Is there a point to the huge fines being announced by the regulator?
On 22nd September, the capital market regulator set a record by levying the biggest ever penalty—of Rs7,269.5 crore—on PACL Ltd (formerly Pearl Agrotech Corporation Limited) and its four directors for illegal and fraudulent mobilisation of funds from the public.
Does this large amount serve any meaningful purpose? Remember, PACL has raised an astonishing Rs49,000 crore from the public, over a 15-year period, that must be repaid first. Many nervous investors have posted queries on Moneylife’s website about the process to get back their money. Unlike the strangely silent investors of the Sahara group, PACL appears to have genuine investors who were lured with the promise of high returns and investment in land.
While SEBI is correct in saying that a strong signal should be sent to those who indulge in ‘illegal money mobilisation’ to dupe the common man, the regulator’s priorities ought to be different. The preamble to the SEBI Act makes it clear that investor protection is its first duty. The regulator ought to focus on putting in place a simple mechanism to ensure that genuine investors get back their hard-earned money and then worry about imposing a stiff penalty to act as a deterrent.
The bigger problem in PACL, Sahara and the many large money circulation schemes that SEBI has correctly cracked down on (Rose Valley, MPS Greenery and Alchemist) is their long misuse of legal processes with investors’ funds. The real deterrence against such illegal schemes would be swift legal action that prevents the misuse of courts. Unfortunately, the setting up an independent market regulator and a securities appellate tribunal (SAT) has only created two more forums to abuse through pointless legal processes and delays. PACL is the best example of this. It obtained a stay against SEBI action from various courts, allowing it to raise another Rs25,000 crore, over the years.

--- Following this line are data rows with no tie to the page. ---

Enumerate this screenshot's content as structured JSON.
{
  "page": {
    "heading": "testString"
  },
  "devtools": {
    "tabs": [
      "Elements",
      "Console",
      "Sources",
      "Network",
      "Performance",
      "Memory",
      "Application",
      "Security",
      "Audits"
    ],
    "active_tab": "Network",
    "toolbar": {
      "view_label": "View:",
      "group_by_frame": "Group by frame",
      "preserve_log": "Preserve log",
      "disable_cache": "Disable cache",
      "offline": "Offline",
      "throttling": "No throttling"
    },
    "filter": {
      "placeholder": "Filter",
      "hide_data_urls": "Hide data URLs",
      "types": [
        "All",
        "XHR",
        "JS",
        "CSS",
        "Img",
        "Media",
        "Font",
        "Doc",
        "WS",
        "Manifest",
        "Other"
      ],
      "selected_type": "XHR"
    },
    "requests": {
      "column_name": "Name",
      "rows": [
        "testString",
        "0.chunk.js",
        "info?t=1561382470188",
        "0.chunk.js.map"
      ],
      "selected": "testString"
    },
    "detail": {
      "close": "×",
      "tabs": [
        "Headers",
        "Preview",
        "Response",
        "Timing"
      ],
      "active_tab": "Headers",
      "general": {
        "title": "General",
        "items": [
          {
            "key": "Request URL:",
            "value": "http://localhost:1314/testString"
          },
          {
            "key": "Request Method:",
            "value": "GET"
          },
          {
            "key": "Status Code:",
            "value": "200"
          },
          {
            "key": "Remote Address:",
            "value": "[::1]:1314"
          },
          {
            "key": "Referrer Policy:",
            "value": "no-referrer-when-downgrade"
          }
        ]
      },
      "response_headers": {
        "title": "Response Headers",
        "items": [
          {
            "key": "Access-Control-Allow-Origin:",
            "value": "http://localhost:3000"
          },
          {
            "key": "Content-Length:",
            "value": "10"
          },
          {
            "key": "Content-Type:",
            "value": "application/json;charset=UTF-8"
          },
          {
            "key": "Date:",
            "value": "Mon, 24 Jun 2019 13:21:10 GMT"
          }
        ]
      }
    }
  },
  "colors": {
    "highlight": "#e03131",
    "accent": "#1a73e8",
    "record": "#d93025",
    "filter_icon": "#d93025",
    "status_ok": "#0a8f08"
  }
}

Are PACL or its promoters in a position to pay SEBI’s steep penalty in 45 days after repaying investors? Should SEBI be focused on collecting penalties instead of insisting on investors getting back their money first? SEBI’s recovery action will be contested, but may ultimately land the promoters in the same predicament as Subrata Roy (of the Sahara group) who has been languishing in jail for well over a year. A SEBI order asking Ramalinga Raju and his family (of Satyam Computers) to return Rs1,850 crore of unlawful gains and cough up interest to the tune of Rs1,500 crore has already been stayed by SAT on 8th September. The legal battle will continue and, eventually, land up in the Supreme Court. The only ones benefiting from this pointless system are members of the legal community whose fees have been galloping every year.